[Records excerpted from a collection]
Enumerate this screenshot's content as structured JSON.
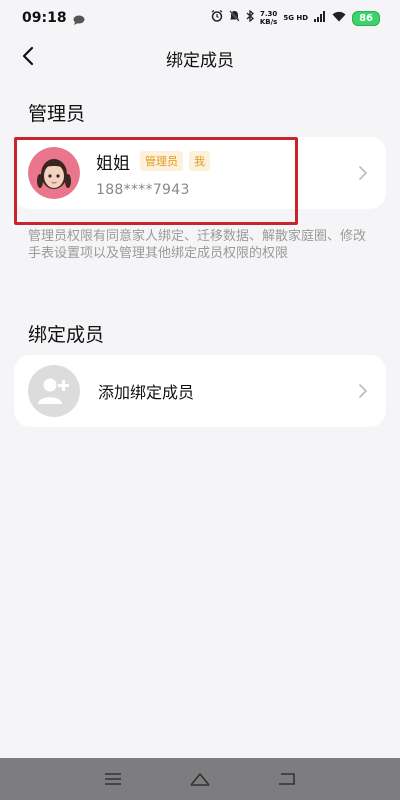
{
  "status_bar": {
    "time": "09:18",
    "net_speed_value": "7.30",
    "net_speed_unit": "KB/s",
    "net_label": "5G HD",
    "battery": "86"
  },
  "header": {
    "title": "绑定成员"
  },
  "admin_section": {
    "title": "管理员",
    "member": {
      "name": "姐姐",
      "badge_admin": "管理员",
      "badge_me": "我",
      "phone": "188****7943"
    },
    "description": "管理员权限有同意家人绑定、迁移数据、解散家庭圈、修改手表设置项以及管理其他绑定成员权限的权限"
  },
  "bound_section": {
    "title": "绑定成员",
    "add_label": "添加绑定成员"
  },
  "colors": {
    "accent_badge": "#e09a1e",
    "highlight": "#c8242b",
    "battery": "#3bd36b"
  },
  "icons": [
    "message-icon",
    "alarm-icon",
    "mute-icon",
    "bluetooth-icon",
    "wifi-icon",
    "back-arrow-icon",
    "chevron-right-icon",
    "add-user-icon",
    "menu-icon",
    "home-icon",
    "return-icon"
  ]
}
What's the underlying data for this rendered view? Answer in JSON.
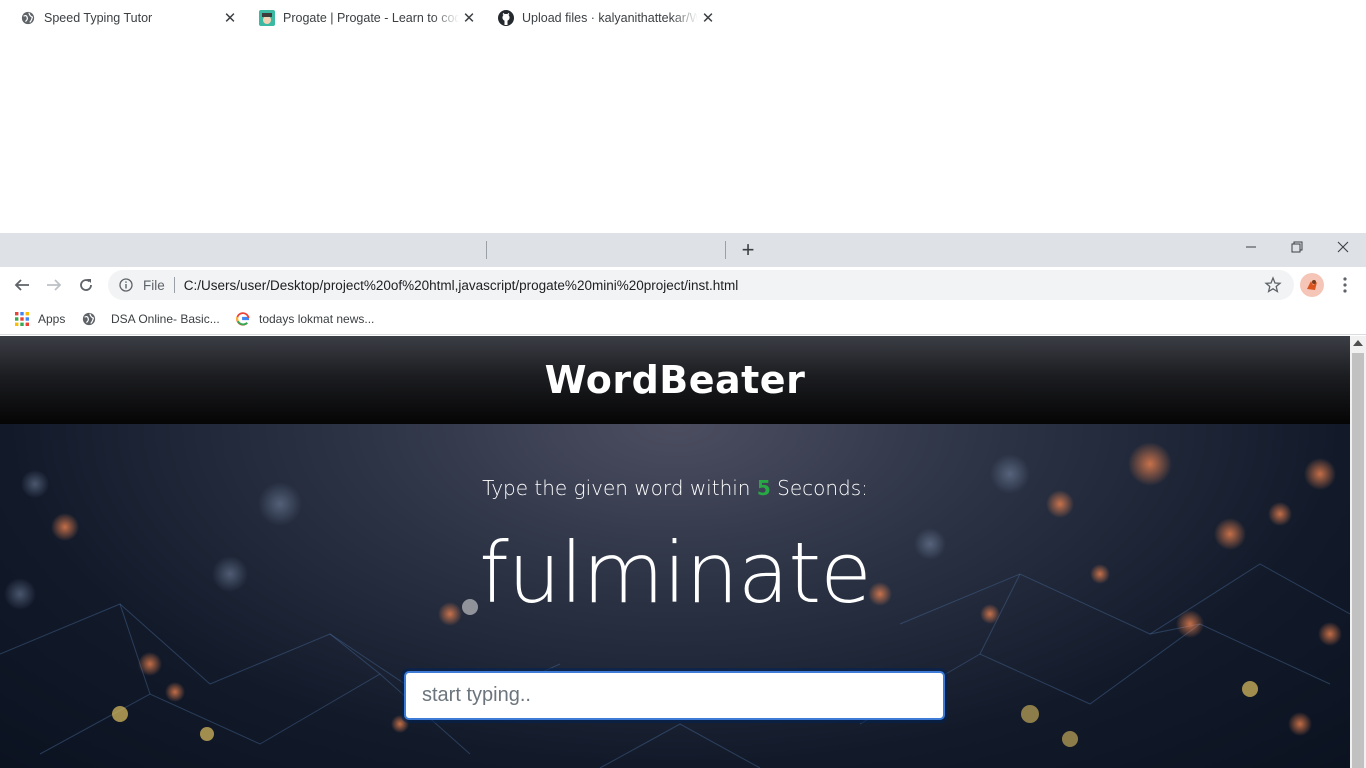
{
  "browser": {
    "tabs": [
      {
        "title": "Speed Typing Tutor",
        "icon": "globe-icon",
        "active": true
      },
      {
        "title": "Progate | Progate - Learn to code",
        "icon": "progate-icon",
        "active": false
      },
      {
        "title": "Upload files · kalyanithattekar/Wo",
        "icon": "github-icon",
        "active": false
      }
    ],
    "address": {
      "scheme_label": "File",
      "url": "C:/Users/user/Desktop/project%20of%20html,javascript/progate%20mini%20project/inst.html"
    },
    "bookmarks": [
      {
        "label": "Apps",
        "icon": "apps-grid-icon"
      },
      {
        "label": "DSA Online- Basic...",
        "icon": "globe-icon"
      },
      {
        "label": "todays lokmat news...",
        "icon": "google-icon"
      }
    ]
  },
  "page": {
    "brand": "WordBeater",
    "instruction_prefix": "Type the given word within",
    "seconds": "5",
    "instruction_suffix": "Seconds:",
    "current_word": "fulminate",
    "input_placeholder": "start typing.."
  },
  "colors": {
    "seconds_accent": "#28a745",
    "input_focus_border": "#3d7bd6"
  }
}
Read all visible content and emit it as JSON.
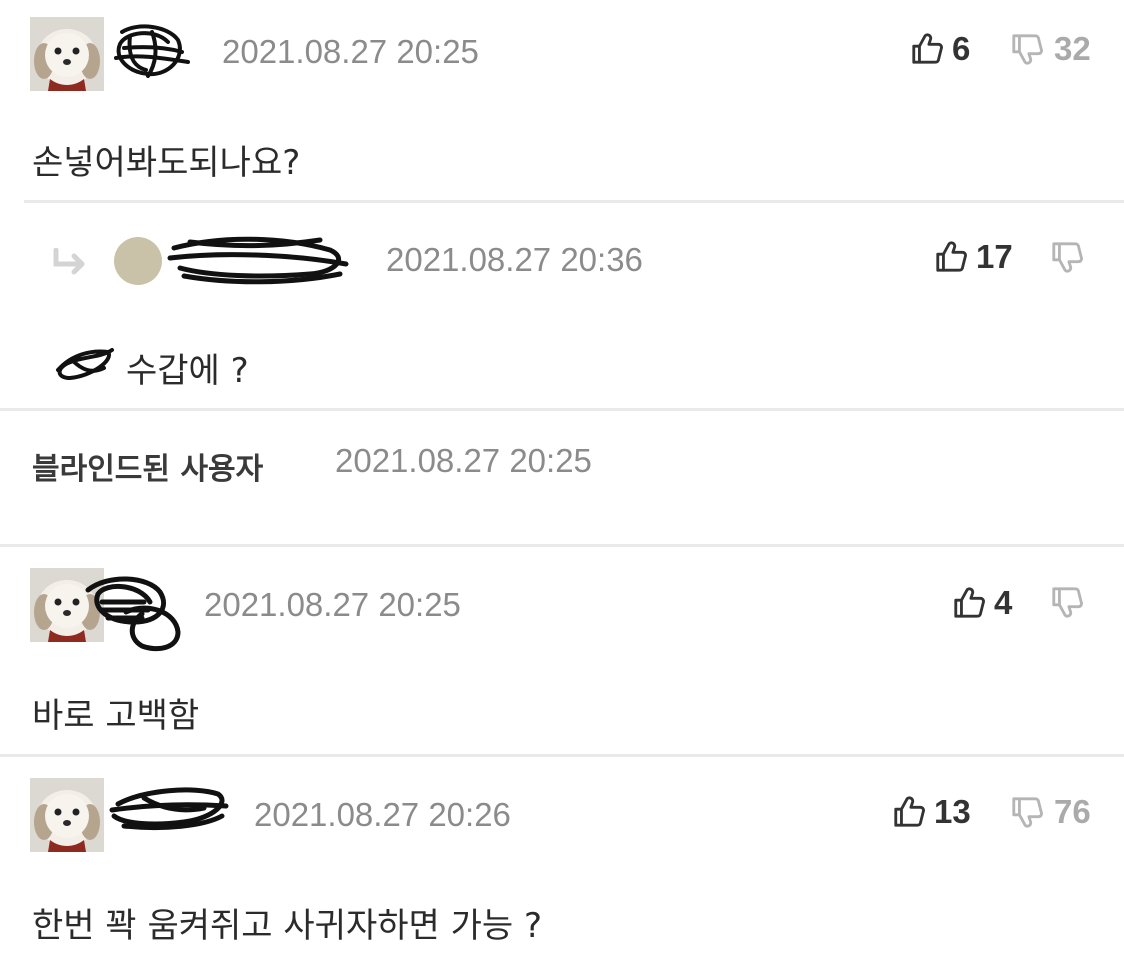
{
  "comments": [
    {
      "date": "2021.08.27 20:25",
      "text": "손넣어봐도되나요?",
      "upvotes": "6",
      "downvotes": "32",
      "reply": {
        "date": "2021.08.27 20:36",
        "text": "수갑에 ?",
        "upvotes": "17",
        "downvotes": ""
      }
    },
    {
      "blind_label": "블라인드된 사용자",
      "date": "2021.08.27 20:25"
    },
    {
      "date": "2021.08.27 20:25",
      "text": "바로 고백함",
      "upvotes": "4",
      "downvotes": ""
    },
    {
      "date": "2021.08.27 20:26",
      "text": "한번 꽉 움켜쥐고 사귀자하면 가능 ?",
      "upvotes": "13",
      "downvotes": "76"
    }
  ],
  "icons": {
    "avatar": "puppy-avatar",
    "reply": "reply-arrow-icon",
    "upvote": "thumbs-up-icon",
    "downvote": "thumbs-down-icon"
  }
}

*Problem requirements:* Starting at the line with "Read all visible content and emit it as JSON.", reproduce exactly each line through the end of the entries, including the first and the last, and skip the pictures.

*Solution for this task:*
Read all visible content and emit it as JSON.
{
  "comments": [
    {
      "date": "2021.08.27 20:25",
      "text": "손넣어봐도되나요?",
      "upvotes": "6",
      "downvotes": "32",
      "reply": {
        "date": "2021.08.27 20:36",
        "text": "수갑에 ?",
        "upvotes": "17",
        "downvotes": ""
      }
    },
    {
      "blind_label": "블라인드된 사용자",
      "date": "2021.08.27 20:25"
    },
    {
      "date": "2021.08.27 20:25",
      "text": "바로 고백함",
      "upvotes": "4",
      "downvotes": ""
    },
    {
      "date": "2021.08.27 20:26",
      "text": "한번 꽉 움켜쥐고 사귀자하면 가능 ?",
      "upvotes": "13",
      "downvotes": "76"
    }
  ],
  "icons": {
    "avatar": "puppy-avatar",
    "reply": "reply-arrow-icon",
    "upvote": "thumbs-up-icon",
    "downvote": "thumbs-down-icon"
  }
}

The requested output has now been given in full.